10 million
The federal organization established to explain the war to the American people, and which trained some 75,000 Four-Minute Men to deliver short talks in support of America’s war effort was called:
Committee on Public Information.
What was the West African proverb that President Theodore Roosevelt was fond of?
Speak softly and carry a big stick.
Dollar Diplomacy, the U.S. foreign policy that emphasized economic investment and loans from American banks, rather than direct military intervention, was the policy of:
William Howard Taft.
President Theodore Roosevelt won the Nobel Peace Prize for helping to negotiate a settlement of:
the Russo-Japanese War of 1905.
During World War I, Germany, Austria-Hungary, and the Ottoman Empire were called:
the Central Powers.
Who was the leader of the National Woman’s Party, an organization that employed militant tactics in favor of woman suffrage?
Alice Paul
What did prohibition (the Eighteenth Amendment, ratified in 1919) prohibit?
manufacturer, sale, or distribution of alcoholic beverages
The “open door” policy refers to:
a key principle of American foreign relations that emphasizes the free flow of trade, investment, and information.
What was the name of the British liner sunk by a German submarine in May 1915, which resulted in the deaths of more than a thousand passengers, including 124 Americans?
Lusitania
Of the great ideologies that had arisen in the nineteenth century, which, by 1920, had proven most powerful?
nationalism
The outbreak of World War I in 1914 was triggered by:
the assassination of Archduke Ferdinand.
A leading characterization of U.S. foreign policy in the early twentieth century was:
“Dollar Diplomacy.”
In November 1917, in the midst of World War I, a communist revolution broke out in what country?
Russia
Which of the following was not a military technology used during World War I:
atomic bombs.
President Woodrow Wilson’s foreign policy that called for active intervention to remake the world in America’s image, and which asserted the view that greater freedom worldwide would follow from increased American investment and trade abroad was called:
liberal internationalism.
President Woodrow Wilson articulated the clearest statement of American war aims and his vision of a new postwar international order in:
the Fourteen Points.
Which of the following was not a significant effect of World War I on American society?
the withdrawal of the federal government from domestic affairs, so that it could concentrate on the war overseas
Who was the leader of the Universal Negro Improvement Association, a movement for African independence and black self-reliance?
Marcus Garvey
Which of the following was not a feature of public debate over whether the United States should enter the war in Europe?
Labor generally opposed American entry; business generally endorsed it.
The worst race riot in American history occurred in 1921 when more than 300 blacks were killed and over 10,000 were left homeless after white mobs burned an all-black section of this city to the ground:
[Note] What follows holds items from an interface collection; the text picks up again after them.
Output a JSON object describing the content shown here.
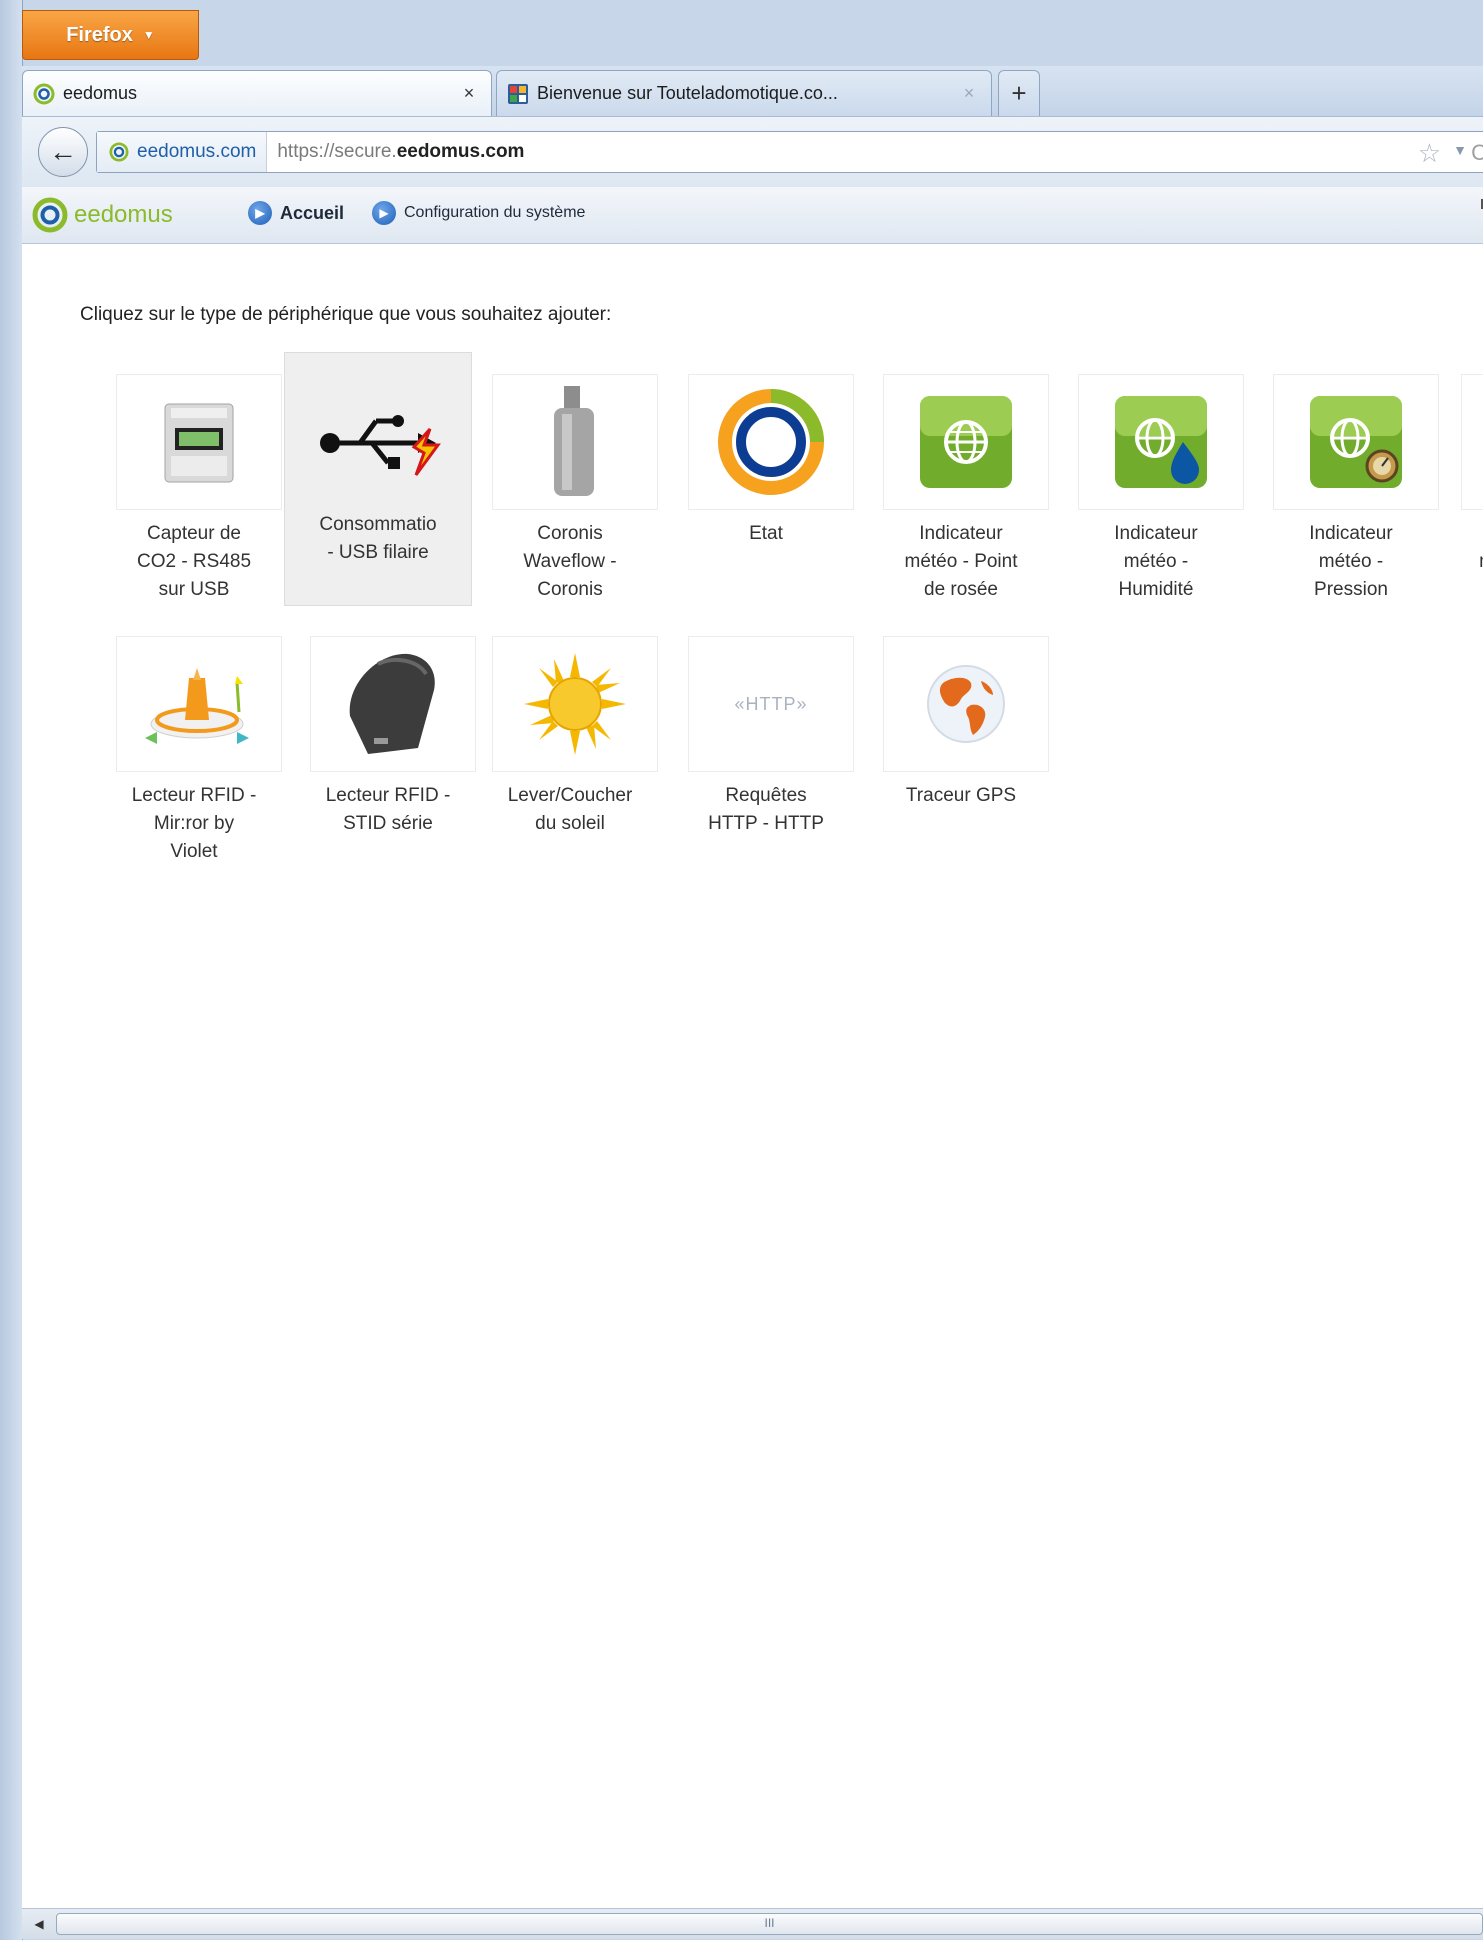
{
  "browser": {
    "menu_button": "Firefox",
    "tabs": [
      {
        "title": "eedomus",
        "active": true
      },
      {
        "title": "Bienvenue sur Touteladomotique.co...",
        "active": false
      }
    ],
    "new_tab_label": "+",
    "close_label": "×",
    "identity": "eedomus.com",
    "url_prefix": "https://secure.",
    "url_domain": "eedomus.com"
  },
  "app": {
    "logo_text": "eedomus",
    "nav": [
      {
        "label": "Accueil"
      },
      {
        "label": "Configuration du système"
      }
    ]
  },
  "content": {
    "instruction": "Cliquez sur le type de périphérique que vous souhaitez ajouter:",
    "devices": [
      {
        "label": "Capteur de\nCO2 - RS485\nsur USB",
        "icon": "co2-sensor-icon"
      },
      {
        "label": "Consommatio\n- USB filaire",
        "icon": "usb-icon",
        "selected": true
      },
      {
        "label": "Coronis\nWaveflow -\nCoronis",
        "icon": "waveflow-module-icon"
      },
      {
        "label": "Etat",
        "icon": "state-ring-icon"
      },
      {
        "label": "Indicateur\nmétéo - Point\nde rosée",
        "icon": "weather-globe-icon"
      },
      {
        "label": "Indicateur\nmétéo -\nHumidité",
        "icon": "weather-humidity-icon"
      },
      {
        "label": "Indicateur\nmétéo -\nPression",
        "icon": "weather-pressure-icon"
      },
      {
        "label": "I\nm\nT",
        "icon": "weather-partial-icon"
      },
      {
        "label": "Lecteur RFID -\nMir:ror by\nViolet",
        "icon": "mirror-rfid-icon"
      },
      {
        "label": "Lecteur RFID -\nSTID série",
        "icon": "stid-rfid-icon"
      },
      {
        "label": "Lever/Coucher\ndu soleil",
        "icon": "sun-icon"
      },
      {
        "label": "Requêtes\nHTTP - HTTP",
        "icon": "http-icon"
      },
      {
        "label": "Traceur GPS",
        "icon": "globe-gps-icon"
      }
    ],
    "http_icon_text": "«HTTP»"
  },
  "scrollbar": {
    "thumb_grip": "III"
  }
}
Tulsa, Oklahoma
Randolph Bourne’s vision of America was one in which:
a cosmopolitan, democratic society in which immigrants and natives would together create a new “trans-national” culture.
The United States entered World War I in April of 1917 only after Germany resumed submarine warfare against its ships in the Atlantic and:
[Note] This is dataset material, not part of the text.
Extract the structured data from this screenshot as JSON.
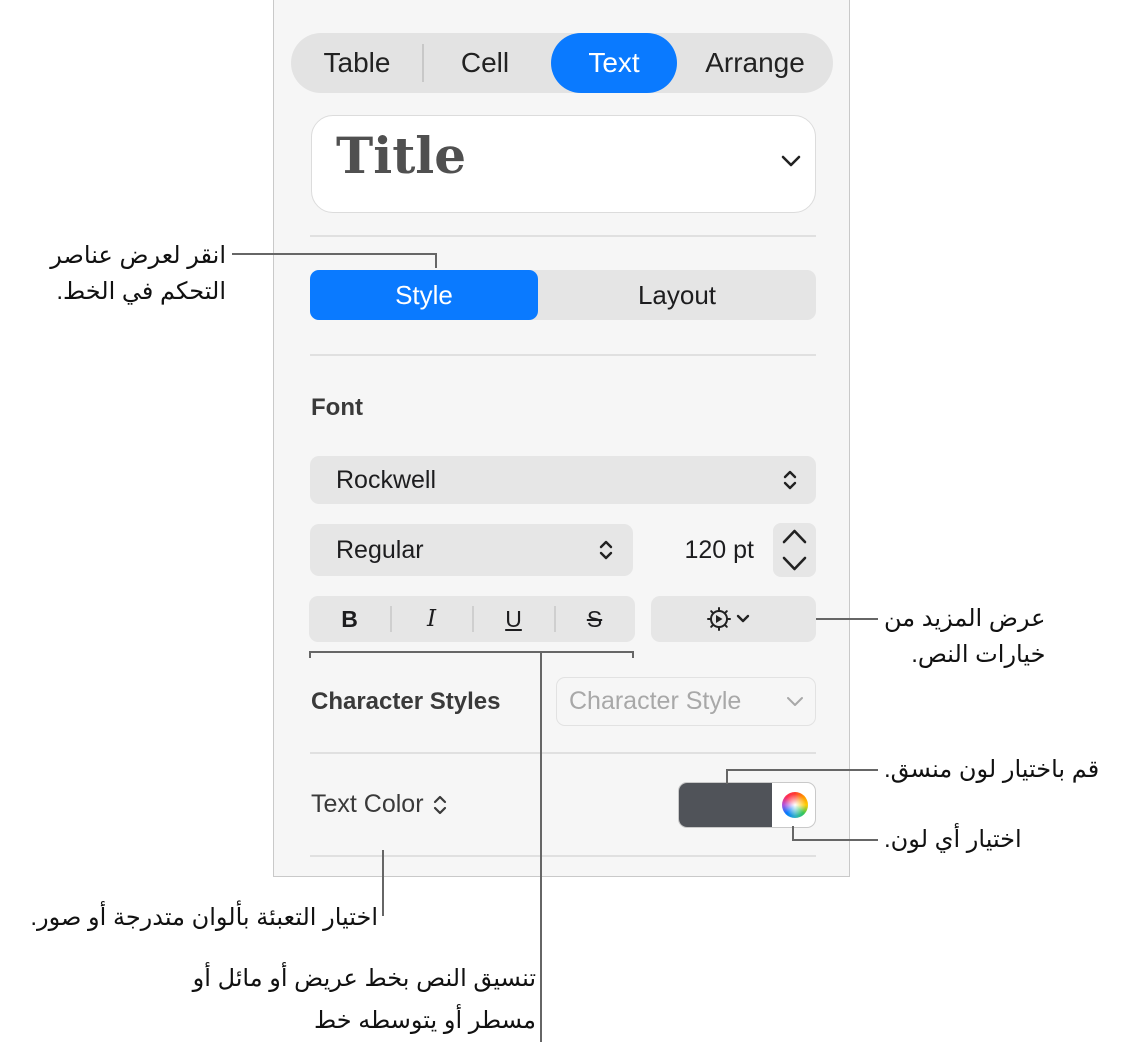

after discovery of the Zimmermann telegram.
Which of the following was not a significant development in postwar America?
the constitutional enfranchisement of African-Americans

Which of the following was not a principle espoused in Wilson's Fourteen Points?
the abolition of colonial rule around the globe
Between 1901 and 1920, the U.S. Marines landed in Caribbean countries:
more than twenty times.
The right to dissent from government policy during World War I:
met sweeping repression
The American foreign policy principle that held that the United States had a right to exercise “an international police power” in the Western Hemisphere was called:
the Roosevelt Corollary.
In 1916, President Woodrow Wilson sent more than 10,000 troops into Mexico in an effort (that proved unsuccessful) to arrest:
“Pancho” Villa, who had killed seventeen Americans in an attack on Columbus, New Mexico.
Which of the following was not a significant development in American race relations during the first two decades of the twentieth century?
the ascent of racial equality to the top of the Progressive agenda
During World War I, popular words of German origin were changed; “hamburger” became:
“liberty sandwich”
Which of the following series of events is listed in proper sequence?
publication of Du Bois’s The Souls of Black Folk; founding of NAACP; Silent Protest Parade in New York City; Chicago race riot